Once students are familiar with the model text, then the teacher leads them into creating their own versions. With younger pupils, this is based on changing the basic map and retelling new versions. Older students use boxed-up planners and the teacher demonstrates how to create simple plans and orally develop ideas prior to writing. Shared and guided writing is then used concentrating on bringing all the elements together, writing effectively and accurately. Feedback is given during the lessons, utilising iPad, so that students can effectively be taught how to improve their writing and make it more accurate. Teachers will also guide children to edit in pairs and independently, allowing students to contribute to the success of others.

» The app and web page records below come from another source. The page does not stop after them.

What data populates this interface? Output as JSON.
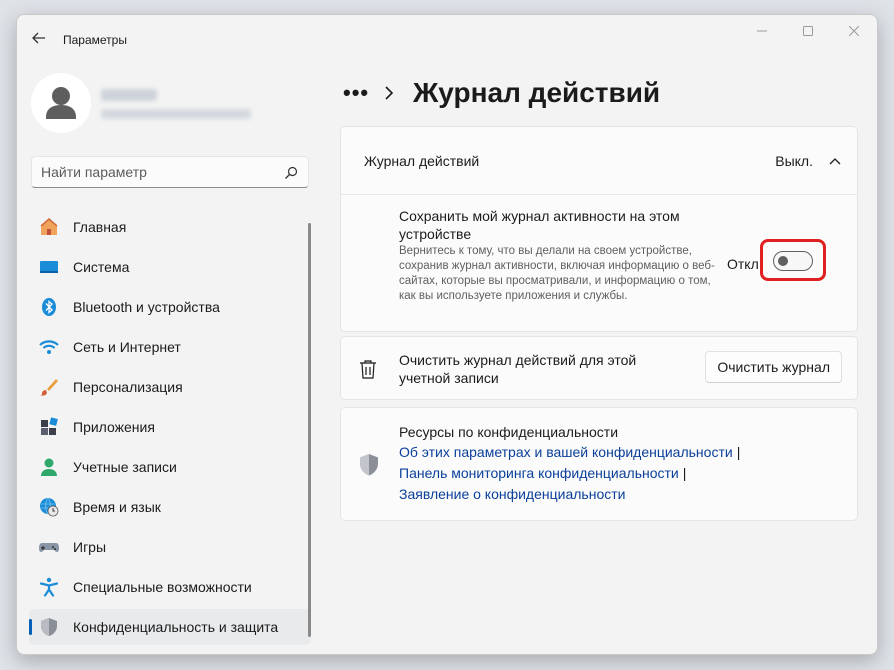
{
  "window": {
    "title": "Параметры"
  },
  "profile": {
    "name": "",
    "email": ""
  },
  "search": {
    "placeholder": "Найти параметр"
  },
  "sidebar": {
    "items": [
      {
        "label": "Главная",
        "icon": "home-icon"
      },
      {
        "label": "Система",
        "icon": "monitor-icon"
      },
      {
        "label": "Bluetooth и устройства",
        "icon": "bluetooth-icon"
      },
      {
        "label": "Сеть и Интернет",
        "icon": "wifi-icon"
      },
      {
        "label": "Персонализация",
        "icon": "brush-icon"
      },
      {
        "label": "Приложения",
        "icon": "apps-icon"
      },
      {
        "label": "Учетные записи",
        "icon": "user-icon"
      },
      {
        "label": "Время и язык",
        "icon": "globe-clock-icon"
      },
      {
        "label": "Игры",
        "icon": "gamepad-icon"
      },
      {
        "label": "Специальные возможности",
        "icon": "accessibility-icon"
      },
      {
        "label": "Конфиденциальность и защита",
        "icon": "shield-icon",
        "active": true
      }
    ]
  },
  "breadcrumb": {
    "more": "•••",
    "title": "Журнал действий"
  },
  "activity_card": {
    "title": "Журнал действий",
    "status": "Выкл.",
    "setting": {
      "title": "Сохранить мой журнал активности на этом устройстве",
      "description": "Вернитесь к тому, что вы делали на своем устройстве, сохранив журнал активности, включая информацию о веб-сайтах, которые вы просматривали, и информацию о том, как вы используете приложения и службы.",
      "toggle_label": "Откл.",
      "toggle_on": false
    }
  },
  "clear_card": {
    "text": "Очистить журнал действий для этой учетной записи",
    "button": "Очистить журнал"
  },
  "privacy_card": {
    "title": "Ресурсы по конфиденциальности",
    "links": [
      "Об этих параметрах и вашей конфиденциальности",
      "Панель мониторинга конфиденциальности",
      "Заявление о конфиденциальности"
    ],
    "separator": "|"
  },
  "colors": {
    "accent": "#005fb8",
    "highlight": "#e02020",
    "link": "#0a3f9a"
  }
}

Students will then move on to the third phase, which is when they apply independently what has been taught and practised. Students are guided through planning, drafting and revising their work independently. With non-fiction, students will apply what they have been taught across the curriculum.

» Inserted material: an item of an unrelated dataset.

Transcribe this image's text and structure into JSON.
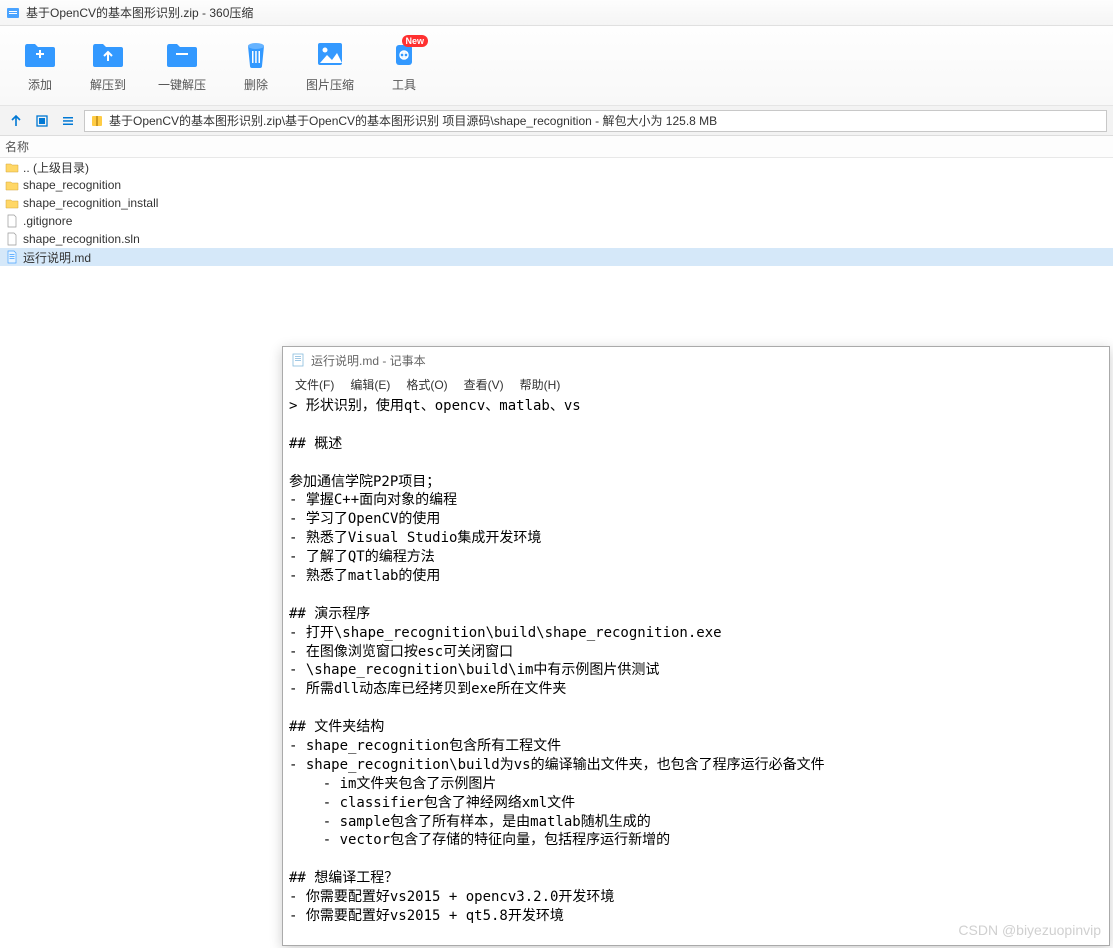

Our Writing Curriculum
Spoken language is a prerequisite to literacy; therefore oracy is at the heart of our writing curriculum. In every lesson, children are given the opportunity to experiment with language orally to enable them to ‘tune in’ to the style of the text.
This begins in Early Years where children are immersed in a range of stories and nursery rhymes which they orally rehearse, explore and respond to. These foundations are built upon throughout our progressive Writing Curriculum which explores a variety of story types, non-fiction and poetry. We ensure progression each year by using the Talk for Writing Skills document which includes all national curriculum aims (see below). Each year, previous non-fiction and story types are revisited and built on to ensure retention and progression. This enables children to make progress every year and thrive as writers: children will know more, remember more and do more.
Within our writing curriculum, we use technology to enhance both the engagement of the pupils and effective teaching through a variety of apps on iPad.
Spelling, punctuation and grammar
Grammar and punctuation is embedded within units and taught in context for purpose and effect. Retrieval SPaG tasks are used three times a week to ensure retention and to support assessment. Additionally, a weekly spelling focus is taught, practised and tested, using the online platform Spelling Shed (year group overviews can be found below.)
We expect high levels of presentation across all pieces of work, and as such, we follow the Nelson handwriting scheme. We progressively teach children to form letters correctly using the following main joins:
· To letters without ascenders
· To letters with ascenders
· Horizontal joins
· Horizontal joins to letters with ascenders
Handwriting is assessed throughout the year using our bespoke handwriting ladder. This is to make the children aware of their next steps to become proficient in their handwriting.
In Year 2, if children show consistency in joining their letters accurately and neatly, they are awarded a handwriting pen. All KS2 children are provided with a pen; this is to promote pride and inclusivity for all writers.
See Handwriting ladder and Nelson Handwriting Reference Guide below.